The government would have been in a better financial position and able to concentrate on other important issues in the education sector if it had responded to the calls for the financial obligations of second cycle education to be shared by the parents, guardians, and the government.
However, because parents are not in worse financial shape than before, the government cannot contribute to the expense of running second cycle education. This is because, the financial predicament of the parents could get even worse if the government tried to split expenditures with them.
Nii Armah Addy, an Education and Management Expert said this when he spoke on A1 Radio’s Day Break Upper East Show.

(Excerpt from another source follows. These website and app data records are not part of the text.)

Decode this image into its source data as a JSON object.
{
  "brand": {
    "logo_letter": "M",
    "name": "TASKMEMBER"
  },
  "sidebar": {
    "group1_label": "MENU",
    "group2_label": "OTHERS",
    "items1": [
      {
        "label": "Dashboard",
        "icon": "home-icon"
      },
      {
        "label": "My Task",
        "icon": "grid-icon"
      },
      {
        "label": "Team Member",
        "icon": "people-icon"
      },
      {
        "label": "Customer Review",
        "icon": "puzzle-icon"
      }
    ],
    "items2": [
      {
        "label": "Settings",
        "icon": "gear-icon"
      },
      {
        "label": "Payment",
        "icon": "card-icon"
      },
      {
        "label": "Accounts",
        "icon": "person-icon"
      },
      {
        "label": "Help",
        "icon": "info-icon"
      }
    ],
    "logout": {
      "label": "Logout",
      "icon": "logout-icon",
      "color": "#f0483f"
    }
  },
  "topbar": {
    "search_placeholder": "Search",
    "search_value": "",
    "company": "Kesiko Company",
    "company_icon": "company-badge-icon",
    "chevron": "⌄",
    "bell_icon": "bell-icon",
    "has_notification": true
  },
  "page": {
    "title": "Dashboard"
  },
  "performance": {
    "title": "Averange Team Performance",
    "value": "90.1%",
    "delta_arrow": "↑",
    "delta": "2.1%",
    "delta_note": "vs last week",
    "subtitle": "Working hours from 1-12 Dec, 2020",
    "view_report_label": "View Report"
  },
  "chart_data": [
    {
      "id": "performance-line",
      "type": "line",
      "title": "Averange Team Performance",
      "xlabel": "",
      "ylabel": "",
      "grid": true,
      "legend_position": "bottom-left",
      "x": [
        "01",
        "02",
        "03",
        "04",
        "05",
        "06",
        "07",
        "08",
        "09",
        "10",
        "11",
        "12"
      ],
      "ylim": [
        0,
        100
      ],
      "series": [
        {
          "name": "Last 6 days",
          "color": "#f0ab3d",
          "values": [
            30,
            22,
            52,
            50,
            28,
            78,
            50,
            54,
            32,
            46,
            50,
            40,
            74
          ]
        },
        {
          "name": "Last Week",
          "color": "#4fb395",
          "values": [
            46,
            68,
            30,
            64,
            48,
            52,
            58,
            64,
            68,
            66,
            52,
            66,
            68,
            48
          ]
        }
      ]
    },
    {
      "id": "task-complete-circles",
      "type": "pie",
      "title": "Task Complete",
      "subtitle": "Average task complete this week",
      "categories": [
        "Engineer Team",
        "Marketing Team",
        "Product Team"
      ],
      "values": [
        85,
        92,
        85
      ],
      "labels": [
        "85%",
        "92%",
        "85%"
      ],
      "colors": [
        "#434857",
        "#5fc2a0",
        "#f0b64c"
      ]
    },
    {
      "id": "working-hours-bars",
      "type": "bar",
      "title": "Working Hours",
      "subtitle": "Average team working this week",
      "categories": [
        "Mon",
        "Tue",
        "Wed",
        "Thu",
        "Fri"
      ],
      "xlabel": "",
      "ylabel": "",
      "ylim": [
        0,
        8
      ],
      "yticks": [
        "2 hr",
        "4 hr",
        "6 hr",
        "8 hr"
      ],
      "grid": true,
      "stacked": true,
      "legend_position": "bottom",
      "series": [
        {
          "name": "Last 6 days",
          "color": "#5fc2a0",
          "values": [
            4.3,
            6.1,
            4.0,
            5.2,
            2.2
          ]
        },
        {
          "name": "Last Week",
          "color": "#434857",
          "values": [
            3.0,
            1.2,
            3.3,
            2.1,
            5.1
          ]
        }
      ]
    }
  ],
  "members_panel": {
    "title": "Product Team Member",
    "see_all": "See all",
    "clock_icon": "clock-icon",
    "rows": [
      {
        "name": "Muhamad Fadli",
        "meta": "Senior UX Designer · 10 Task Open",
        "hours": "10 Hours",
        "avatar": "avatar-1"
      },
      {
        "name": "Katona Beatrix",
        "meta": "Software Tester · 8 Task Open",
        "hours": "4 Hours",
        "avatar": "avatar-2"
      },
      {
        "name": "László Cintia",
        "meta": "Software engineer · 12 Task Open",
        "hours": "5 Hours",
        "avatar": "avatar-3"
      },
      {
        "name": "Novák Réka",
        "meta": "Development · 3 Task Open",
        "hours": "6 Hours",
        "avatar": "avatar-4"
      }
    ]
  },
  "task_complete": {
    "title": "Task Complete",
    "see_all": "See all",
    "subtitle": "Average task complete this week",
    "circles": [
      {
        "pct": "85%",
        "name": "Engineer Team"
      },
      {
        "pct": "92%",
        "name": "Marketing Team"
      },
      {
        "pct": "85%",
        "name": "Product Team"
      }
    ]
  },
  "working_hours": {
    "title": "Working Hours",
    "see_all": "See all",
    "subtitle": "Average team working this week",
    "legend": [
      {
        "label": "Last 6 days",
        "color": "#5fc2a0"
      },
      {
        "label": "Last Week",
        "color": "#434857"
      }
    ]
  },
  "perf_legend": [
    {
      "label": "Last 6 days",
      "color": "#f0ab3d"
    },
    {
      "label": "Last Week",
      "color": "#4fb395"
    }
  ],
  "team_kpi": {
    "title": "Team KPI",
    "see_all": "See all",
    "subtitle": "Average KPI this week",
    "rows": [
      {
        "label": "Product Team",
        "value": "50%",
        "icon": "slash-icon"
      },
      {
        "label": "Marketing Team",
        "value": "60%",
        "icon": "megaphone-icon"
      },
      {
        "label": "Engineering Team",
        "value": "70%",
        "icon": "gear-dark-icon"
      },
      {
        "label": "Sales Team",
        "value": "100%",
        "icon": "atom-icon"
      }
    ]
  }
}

“Because of the stiff headedness of the government when there was a demand for those who can pay to pay, and those who cannot pay should enrol through a scholarship scheme, the government did not listen. Now, the economic conditions in the country have become very difficult and if you want to bring that payment in now, it becomes problematic.”
‘If they had done it when the call was very loud, that would have been acceptable. The parents knew the difficulty that the government was facing,” he said.
Earlier, Mr. Addy urged the government to consider using the 2023 Budget Statement and Financial Policy to permanently resolve the challenges with conditions of services.
“The teachers’ demands are very straightforward. There’s no confusion about that. They are only saying that economic conditions have worsened in the country. This is making it difficult for them to live on the salaries that they are getting now and therefore, the government should be able to do something about it. That is a legitimate demand because, if you take home pay, as they say, is not able to take you home, then what are you working for?”
Source: A1radioonline.com|101.1MHz|Mark Kwasi Ahumah Smith|Ghana